* Try it
Which lines of the data include the string "timestamp"? List them all.

=-=-=

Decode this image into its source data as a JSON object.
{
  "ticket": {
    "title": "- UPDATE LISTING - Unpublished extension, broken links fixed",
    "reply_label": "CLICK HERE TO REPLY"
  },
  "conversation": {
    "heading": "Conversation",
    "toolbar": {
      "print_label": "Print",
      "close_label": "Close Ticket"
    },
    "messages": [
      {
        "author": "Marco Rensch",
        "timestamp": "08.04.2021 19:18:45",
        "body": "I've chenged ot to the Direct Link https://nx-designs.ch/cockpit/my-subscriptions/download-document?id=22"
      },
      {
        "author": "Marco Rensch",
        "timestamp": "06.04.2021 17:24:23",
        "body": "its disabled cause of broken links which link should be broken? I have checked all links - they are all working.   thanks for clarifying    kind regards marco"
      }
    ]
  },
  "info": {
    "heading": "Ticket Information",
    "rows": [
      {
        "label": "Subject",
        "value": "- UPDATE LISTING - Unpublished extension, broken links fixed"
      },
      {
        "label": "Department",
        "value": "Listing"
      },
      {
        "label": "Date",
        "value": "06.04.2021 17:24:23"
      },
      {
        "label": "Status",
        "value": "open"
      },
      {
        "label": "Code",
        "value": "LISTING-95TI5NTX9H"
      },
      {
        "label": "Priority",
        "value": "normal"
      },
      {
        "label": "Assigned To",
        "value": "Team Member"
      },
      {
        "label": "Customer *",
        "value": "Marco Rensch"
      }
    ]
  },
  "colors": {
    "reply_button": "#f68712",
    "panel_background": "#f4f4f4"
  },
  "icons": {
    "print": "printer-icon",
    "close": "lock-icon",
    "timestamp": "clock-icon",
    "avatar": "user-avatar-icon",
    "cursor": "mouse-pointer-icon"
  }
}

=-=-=

* Answer to this exercise
        "timestamp": "08.04.2021 19:18:45",
        "timestamp": "06.04.2021 17:24:23",
    "timestamp": "clock-icon",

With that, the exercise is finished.